# [Goal of the exercise]
Please state how many lines of the data contain "CompileJava". The number by itself is enough.

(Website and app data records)
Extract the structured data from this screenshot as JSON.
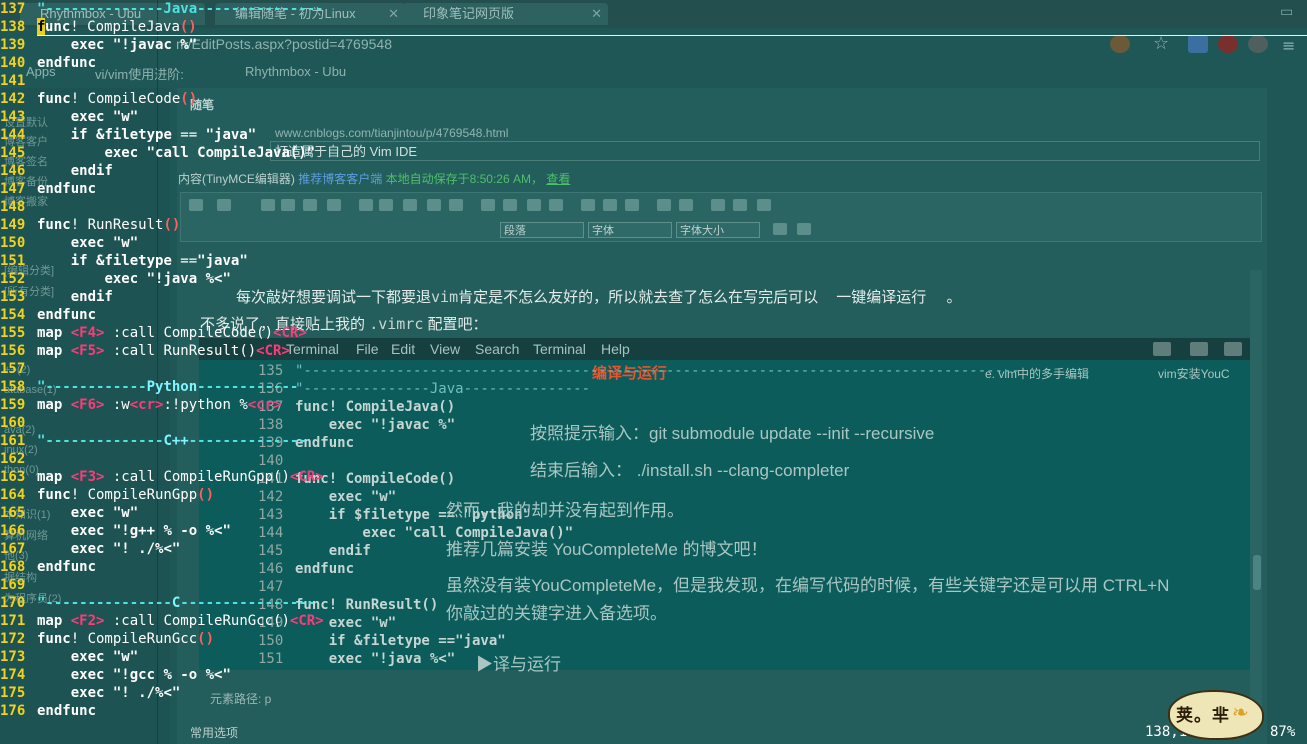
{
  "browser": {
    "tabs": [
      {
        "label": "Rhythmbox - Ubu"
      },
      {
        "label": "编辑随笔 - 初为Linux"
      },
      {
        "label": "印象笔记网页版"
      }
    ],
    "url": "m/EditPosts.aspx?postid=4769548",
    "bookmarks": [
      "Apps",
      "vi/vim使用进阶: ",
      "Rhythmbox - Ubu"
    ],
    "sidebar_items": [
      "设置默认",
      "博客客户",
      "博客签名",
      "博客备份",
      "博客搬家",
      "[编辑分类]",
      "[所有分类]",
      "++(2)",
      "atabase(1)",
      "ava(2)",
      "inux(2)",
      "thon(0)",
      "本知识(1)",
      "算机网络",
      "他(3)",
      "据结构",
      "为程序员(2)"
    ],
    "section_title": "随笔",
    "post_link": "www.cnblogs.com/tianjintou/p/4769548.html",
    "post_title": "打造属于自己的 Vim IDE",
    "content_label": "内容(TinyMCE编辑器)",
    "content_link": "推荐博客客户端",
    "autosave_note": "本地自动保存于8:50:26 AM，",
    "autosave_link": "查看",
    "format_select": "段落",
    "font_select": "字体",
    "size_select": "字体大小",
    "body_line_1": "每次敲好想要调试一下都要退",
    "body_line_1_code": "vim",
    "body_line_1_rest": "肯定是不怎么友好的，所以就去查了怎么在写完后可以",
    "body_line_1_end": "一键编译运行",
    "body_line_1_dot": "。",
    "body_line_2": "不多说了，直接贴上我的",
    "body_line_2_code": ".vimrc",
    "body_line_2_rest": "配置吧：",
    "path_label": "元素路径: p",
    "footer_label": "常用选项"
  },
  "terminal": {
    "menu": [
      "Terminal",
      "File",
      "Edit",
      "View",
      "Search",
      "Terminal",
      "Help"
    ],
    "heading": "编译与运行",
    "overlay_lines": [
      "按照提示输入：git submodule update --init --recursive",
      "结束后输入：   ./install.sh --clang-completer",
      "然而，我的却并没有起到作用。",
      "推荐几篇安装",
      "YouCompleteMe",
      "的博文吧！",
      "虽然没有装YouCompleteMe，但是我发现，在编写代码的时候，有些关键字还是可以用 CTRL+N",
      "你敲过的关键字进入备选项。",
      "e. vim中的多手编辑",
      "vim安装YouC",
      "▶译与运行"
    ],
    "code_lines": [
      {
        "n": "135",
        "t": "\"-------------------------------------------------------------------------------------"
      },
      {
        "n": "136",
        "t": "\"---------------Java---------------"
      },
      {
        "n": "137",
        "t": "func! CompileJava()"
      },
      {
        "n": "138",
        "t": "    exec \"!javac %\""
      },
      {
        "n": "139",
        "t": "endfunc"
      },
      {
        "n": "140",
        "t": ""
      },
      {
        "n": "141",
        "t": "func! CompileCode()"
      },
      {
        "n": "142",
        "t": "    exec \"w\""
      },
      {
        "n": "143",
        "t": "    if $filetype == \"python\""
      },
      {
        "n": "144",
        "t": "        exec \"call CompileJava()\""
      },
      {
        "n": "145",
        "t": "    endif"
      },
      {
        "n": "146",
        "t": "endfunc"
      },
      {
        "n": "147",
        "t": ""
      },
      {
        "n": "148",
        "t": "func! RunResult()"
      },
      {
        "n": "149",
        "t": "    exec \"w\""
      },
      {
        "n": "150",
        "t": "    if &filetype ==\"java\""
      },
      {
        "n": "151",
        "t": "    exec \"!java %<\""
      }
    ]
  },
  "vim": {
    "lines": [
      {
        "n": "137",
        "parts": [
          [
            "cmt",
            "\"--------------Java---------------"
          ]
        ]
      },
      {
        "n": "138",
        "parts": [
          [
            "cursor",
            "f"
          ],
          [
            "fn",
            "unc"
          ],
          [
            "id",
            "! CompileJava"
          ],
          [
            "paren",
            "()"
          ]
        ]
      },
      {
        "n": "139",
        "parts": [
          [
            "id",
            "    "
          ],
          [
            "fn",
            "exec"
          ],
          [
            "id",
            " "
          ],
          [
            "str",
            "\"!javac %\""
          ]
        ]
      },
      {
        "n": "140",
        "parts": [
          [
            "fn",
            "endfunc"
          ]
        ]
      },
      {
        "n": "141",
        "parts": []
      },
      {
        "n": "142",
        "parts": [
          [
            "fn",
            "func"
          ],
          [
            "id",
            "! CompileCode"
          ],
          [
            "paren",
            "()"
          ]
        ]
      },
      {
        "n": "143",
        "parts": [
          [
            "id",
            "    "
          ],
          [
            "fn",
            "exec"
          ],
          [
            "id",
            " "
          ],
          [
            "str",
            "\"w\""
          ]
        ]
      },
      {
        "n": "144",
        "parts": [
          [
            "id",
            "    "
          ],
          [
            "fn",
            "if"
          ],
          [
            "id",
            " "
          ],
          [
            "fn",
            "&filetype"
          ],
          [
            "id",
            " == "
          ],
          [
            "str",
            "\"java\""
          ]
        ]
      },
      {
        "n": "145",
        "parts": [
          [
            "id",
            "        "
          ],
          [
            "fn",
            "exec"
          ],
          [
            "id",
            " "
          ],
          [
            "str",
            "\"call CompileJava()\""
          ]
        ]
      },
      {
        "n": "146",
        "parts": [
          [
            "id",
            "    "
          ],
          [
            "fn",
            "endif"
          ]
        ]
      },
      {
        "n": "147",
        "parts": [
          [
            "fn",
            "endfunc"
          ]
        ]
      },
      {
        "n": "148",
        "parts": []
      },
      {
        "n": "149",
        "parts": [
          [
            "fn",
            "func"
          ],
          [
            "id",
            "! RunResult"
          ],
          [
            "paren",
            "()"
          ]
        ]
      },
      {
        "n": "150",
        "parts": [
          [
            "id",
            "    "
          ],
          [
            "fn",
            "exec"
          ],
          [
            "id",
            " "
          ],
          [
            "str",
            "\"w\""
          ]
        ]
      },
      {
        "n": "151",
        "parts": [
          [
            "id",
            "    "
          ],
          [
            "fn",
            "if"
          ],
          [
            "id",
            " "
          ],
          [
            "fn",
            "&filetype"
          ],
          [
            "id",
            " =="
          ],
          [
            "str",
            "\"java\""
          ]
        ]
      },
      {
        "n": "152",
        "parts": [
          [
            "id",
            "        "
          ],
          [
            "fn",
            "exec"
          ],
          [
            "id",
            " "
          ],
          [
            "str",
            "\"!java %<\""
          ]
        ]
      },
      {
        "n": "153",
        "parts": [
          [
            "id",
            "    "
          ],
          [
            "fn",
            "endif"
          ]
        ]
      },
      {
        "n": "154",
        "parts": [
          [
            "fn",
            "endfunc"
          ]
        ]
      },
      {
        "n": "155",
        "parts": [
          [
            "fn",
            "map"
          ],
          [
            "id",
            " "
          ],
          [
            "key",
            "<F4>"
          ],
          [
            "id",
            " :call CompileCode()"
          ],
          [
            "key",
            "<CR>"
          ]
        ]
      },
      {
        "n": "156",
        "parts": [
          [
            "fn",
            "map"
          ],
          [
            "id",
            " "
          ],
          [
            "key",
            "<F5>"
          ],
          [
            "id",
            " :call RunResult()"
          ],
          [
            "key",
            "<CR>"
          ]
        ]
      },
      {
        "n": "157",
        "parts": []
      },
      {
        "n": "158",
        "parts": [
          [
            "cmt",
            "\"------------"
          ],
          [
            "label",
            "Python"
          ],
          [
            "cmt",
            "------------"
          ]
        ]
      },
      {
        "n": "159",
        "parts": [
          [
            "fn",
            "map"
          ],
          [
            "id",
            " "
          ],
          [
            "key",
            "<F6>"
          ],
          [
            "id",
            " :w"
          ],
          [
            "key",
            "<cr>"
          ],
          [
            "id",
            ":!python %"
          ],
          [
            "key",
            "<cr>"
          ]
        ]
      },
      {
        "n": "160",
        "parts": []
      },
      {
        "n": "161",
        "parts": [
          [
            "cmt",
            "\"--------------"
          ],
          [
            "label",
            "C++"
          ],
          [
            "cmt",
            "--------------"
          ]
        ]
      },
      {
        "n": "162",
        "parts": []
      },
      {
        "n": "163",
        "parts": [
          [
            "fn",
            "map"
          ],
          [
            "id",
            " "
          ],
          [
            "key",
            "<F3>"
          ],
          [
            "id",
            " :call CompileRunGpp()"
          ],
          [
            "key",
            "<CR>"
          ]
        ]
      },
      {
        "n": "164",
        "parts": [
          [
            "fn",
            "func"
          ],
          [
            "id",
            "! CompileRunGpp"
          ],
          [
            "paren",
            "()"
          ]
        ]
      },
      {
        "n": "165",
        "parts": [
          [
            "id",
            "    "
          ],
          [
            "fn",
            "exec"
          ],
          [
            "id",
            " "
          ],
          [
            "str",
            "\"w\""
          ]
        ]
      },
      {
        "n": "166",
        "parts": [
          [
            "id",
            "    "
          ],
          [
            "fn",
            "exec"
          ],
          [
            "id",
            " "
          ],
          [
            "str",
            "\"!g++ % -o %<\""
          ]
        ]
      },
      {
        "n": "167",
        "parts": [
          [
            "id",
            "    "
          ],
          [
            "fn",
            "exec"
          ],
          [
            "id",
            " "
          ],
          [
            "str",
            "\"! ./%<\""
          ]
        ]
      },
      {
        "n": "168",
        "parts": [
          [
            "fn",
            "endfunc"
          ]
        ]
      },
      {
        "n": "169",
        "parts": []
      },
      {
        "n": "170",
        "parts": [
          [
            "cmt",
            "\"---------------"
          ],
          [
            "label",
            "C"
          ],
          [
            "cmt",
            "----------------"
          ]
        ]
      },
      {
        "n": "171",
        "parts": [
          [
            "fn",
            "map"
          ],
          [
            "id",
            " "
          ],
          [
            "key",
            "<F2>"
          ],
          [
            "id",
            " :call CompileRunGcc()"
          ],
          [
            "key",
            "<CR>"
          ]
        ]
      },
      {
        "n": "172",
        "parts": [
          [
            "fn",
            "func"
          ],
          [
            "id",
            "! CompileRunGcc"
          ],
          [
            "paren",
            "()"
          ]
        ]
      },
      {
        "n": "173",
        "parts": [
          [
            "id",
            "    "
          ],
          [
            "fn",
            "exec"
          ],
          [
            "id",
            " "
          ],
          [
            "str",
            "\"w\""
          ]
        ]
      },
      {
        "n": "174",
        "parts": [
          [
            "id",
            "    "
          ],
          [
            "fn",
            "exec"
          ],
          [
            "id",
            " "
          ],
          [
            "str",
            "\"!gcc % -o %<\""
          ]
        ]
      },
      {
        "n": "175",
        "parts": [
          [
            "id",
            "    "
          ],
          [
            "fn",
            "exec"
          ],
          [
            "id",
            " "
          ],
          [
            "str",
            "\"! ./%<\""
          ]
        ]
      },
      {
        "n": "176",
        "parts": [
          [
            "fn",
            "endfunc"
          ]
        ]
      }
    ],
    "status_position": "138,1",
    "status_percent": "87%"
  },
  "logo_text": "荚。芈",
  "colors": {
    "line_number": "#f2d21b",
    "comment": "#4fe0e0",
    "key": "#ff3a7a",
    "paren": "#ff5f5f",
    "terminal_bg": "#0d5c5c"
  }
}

# [Response]
4